─── Source records ───

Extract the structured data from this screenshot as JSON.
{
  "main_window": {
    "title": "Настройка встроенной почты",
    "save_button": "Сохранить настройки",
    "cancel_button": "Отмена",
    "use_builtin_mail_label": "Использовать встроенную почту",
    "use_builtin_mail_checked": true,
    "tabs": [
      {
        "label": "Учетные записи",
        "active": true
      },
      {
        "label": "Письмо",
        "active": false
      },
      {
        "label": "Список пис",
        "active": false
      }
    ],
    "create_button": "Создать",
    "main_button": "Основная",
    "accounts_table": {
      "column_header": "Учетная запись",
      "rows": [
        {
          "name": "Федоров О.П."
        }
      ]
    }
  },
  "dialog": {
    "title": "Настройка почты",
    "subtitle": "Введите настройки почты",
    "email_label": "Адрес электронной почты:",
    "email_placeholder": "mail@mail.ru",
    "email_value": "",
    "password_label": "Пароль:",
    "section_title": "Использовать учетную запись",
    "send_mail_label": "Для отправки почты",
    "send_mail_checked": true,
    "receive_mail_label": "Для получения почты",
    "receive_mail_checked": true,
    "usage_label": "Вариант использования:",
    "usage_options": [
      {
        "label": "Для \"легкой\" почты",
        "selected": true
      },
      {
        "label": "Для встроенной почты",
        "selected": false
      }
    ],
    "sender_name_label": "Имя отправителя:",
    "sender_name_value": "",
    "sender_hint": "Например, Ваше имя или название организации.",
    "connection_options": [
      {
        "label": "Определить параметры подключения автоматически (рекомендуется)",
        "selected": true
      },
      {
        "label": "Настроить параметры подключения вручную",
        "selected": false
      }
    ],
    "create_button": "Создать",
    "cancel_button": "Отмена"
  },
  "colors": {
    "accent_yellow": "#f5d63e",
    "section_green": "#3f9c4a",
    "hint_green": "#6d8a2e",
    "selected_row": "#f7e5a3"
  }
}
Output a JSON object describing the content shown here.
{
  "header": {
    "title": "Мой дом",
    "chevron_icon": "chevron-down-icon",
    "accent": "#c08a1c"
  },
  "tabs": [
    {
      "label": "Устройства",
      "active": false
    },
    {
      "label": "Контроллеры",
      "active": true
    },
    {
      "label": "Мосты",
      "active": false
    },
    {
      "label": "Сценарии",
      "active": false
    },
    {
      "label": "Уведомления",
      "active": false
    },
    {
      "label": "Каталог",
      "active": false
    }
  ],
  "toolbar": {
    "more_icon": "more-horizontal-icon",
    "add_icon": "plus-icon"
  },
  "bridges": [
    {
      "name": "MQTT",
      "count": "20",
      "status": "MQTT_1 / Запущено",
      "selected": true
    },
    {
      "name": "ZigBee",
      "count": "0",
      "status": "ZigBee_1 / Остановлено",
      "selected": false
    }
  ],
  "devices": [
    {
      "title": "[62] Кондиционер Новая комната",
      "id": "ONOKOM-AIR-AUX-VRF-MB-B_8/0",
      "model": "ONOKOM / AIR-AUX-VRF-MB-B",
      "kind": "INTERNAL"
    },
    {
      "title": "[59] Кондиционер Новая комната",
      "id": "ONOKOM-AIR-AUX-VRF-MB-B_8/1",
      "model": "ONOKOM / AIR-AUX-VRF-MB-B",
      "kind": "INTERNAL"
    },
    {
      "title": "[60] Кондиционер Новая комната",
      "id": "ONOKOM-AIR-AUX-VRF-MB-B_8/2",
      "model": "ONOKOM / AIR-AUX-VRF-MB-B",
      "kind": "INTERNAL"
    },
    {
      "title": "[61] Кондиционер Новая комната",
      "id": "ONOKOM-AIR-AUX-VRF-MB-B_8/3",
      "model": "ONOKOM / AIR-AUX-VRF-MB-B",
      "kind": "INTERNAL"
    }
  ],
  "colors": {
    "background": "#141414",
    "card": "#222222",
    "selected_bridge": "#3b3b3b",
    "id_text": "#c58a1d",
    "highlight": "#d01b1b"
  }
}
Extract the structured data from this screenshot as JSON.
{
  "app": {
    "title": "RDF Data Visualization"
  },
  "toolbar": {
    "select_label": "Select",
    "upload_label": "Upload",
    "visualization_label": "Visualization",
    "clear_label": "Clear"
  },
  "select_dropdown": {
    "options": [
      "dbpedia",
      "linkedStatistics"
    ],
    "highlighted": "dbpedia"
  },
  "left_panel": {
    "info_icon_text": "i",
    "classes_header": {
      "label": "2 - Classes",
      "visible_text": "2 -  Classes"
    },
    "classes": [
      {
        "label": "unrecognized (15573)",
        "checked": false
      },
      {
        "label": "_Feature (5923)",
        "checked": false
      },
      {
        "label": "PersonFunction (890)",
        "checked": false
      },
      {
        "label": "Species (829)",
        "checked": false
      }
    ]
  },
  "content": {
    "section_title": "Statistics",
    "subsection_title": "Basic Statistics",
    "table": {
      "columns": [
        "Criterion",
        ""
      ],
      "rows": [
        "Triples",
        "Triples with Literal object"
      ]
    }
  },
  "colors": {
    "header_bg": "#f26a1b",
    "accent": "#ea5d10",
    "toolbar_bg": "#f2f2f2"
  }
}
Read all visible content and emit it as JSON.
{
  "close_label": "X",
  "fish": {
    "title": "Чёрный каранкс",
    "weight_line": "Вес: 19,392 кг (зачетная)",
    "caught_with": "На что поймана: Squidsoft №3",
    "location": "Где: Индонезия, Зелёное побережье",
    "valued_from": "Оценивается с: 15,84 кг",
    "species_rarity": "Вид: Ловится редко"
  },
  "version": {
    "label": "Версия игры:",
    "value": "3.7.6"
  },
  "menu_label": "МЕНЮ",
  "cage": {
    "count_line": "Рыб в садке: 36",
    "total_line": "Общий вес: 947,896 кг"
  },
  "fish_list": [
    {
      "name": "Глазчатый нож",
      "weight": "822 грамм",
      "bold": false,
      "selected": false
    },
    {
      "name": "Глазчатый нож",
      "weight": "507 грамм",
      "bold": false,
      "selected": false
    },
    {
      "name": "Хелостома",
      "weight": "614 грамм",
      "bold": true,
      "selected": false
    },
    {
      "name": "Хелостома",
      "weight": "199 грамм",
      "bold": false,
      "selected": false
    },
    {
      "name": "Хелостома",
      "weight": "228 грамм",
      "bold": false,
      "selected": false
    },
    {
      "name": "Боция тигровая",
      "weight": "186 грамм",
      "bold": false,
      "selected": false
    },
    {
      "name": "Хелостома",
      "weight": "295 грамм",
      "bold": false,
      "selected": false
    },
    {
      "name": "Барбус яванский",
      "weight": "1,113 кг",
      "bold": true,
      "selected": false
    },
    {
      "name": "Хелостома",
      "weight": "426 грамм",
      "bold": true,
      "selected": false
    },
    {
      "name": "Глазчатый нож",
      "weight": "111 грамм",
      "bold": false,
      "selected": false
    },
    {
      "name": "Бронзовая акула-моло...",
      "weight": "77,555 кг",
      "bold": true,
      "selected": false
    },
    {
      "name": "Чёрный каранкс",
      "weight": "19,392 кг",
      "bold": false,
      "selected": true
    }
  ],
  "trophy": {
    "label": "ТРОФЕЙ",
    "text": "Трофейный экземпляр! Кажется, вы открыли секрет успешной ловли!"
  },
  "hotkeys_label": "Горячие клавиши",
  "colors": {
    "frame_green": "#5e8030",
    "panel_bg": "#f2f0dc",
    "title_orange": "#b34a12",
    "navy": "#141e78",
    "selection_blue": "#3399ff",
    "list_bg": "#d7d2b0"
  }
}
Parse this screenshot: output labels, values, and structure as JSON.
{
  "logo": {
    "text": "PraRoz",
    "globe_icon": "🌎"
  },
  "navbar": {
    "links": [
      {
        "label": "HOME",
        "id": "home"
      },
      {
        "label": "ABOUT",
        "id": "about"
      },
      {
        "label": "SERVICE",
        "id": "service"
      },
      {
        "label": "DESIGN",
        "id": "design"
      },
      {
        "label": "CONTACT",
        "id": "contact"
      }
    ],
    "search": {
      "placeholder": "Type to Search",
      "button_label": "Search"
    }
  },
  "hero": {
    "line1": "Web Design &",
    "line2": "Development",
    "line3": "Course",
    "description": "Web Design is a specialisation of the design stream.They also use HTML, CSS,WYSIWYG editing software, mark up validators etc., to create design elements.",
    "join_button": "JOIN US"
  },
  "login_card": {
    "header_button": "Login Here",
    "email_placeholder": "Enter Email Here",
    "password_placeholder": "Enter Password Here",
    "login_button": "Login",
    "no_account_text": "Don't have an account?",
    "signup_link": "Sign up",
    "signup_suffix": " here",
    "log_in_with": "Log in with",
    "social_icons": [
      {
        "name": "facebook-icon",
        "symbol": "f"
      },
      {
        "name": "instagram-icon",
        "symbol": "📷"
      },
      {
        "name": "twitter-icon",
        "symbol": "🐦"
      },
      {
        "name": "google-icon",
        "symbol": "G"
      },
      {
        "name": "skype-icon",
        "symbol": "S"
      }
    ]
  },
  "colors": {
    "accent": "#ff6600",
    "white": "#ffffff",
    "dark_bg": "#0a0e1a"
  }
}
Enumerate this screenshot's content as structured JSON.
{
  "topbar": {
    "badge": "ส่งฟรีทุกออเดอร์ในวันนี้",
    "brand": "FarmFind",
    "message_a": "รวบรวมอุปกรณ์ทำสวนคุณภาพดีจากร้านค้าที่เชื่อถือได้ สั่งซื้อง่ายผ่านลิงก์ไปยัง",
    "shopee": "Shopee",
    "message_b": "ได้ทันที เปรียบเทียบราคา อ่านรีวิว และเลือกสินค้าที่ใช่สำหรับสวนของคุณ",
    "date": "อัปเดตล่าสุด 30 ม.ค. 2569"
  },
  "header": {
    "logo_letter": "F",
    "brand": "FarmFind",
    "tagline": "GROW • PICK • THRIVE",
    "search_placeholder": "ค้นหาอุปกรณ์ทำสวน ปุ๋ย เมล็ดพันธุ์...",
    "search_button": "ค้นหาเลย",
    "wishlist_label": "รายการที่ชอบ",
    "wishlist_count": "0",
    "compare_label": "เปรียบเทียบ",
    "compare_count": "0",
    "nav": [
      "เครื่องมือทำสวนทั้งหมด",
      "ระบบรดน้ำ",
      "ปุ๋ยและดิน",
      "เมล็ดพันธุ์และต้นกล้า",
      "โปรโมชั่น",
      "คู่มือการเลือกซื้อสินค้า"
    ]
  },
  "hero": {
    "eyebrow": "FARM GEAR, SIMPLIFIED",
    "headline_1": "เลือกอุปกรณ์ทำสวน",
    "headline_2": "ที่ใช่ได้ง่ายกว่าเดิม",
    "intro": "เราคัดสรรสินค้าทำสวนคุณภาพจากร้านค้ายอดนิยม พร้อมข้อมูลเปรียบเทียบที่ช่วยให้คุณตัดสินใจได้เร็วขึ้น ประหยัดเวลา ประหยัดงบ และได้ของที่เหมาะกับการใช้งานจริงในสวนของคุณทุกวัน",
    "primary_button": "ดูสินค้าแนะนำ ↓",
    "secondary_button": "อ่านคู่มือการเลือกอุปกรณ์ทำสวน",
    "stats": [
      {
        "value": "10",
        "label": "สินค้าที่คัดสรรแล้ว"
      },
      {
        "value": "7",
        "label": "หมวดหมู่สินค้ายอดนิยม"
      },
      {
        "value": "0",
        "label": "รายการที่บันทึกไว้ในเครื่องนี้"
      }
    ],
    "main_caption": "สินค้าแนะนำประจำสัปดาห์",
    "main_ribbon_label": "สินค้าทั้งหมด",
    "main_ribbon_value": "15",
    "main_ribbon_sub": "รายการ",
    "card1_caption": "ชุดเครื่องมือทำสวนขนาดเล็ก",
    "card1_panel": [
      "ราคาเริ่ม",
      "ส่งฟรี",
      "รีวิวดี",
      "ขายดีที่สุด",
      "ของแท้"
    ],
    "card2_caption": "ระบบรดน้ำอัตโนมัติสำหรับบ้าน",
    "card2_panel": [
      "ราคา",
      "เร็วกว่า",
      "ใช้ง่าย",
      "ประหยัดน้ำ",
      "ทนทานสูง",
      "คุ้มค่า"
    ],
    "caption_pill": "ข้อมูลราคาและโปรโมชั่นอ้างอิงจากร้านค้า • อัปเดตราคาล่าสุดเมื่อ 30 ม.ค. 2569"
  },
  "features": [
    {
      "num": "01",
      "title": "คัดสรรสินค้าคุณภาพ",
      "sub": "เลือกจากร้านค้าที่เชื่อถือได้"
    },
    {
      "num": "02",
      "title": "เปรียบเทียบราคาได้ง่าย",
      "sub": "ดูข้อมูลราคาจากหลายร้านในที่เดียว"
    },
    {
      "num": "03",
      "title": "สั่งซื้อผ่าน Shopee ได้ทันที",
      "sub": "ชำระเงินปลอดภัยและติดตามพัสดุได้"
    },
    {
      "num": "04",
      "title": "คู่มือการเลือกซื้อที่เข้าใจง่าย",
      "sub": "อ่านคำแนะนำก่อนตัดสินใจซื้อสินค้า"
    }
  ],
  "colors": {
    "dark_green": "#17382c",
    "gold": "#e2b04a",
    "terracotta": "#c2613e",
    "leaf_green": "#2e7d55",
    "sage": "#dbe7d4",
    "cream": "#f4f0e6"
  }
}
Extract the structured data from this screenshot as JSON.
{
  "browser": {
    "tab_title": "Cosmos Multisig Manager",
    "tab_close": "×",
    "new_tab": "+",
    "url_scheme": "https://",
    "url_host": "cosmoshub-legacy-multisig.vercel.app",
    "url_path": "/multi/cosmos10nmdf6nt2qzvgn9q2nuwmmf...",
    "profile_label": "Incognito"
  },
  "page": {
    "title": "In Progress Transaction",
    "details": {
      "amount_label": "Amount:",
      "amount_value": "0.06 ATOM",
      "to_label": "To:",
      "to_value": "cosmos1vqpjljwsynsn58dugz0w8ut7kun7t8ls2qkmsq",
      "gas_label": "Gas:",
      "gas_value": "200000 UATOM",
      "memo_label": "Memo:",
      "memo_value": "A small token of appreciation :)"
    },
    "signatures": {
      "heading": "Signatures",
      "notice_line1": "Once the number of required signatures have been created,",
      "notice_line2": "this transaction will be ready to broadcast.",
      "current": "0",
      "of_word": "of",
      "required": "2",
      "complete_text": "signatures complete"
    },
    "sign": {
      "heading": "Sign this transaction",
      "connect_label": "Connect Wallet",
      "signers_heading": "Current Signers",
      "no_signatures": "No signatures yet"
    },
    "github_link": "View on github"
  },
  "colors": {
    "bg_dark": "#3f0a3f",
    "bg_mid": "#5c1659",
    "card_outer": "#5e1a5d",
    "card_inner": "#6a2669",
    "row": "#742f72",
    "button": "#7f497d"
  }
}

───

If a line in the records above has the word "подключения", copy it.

        "label": "Определить параметры подключения автоматически (рекомендуется)",
        "label": "Настроить параметры подключения вручную",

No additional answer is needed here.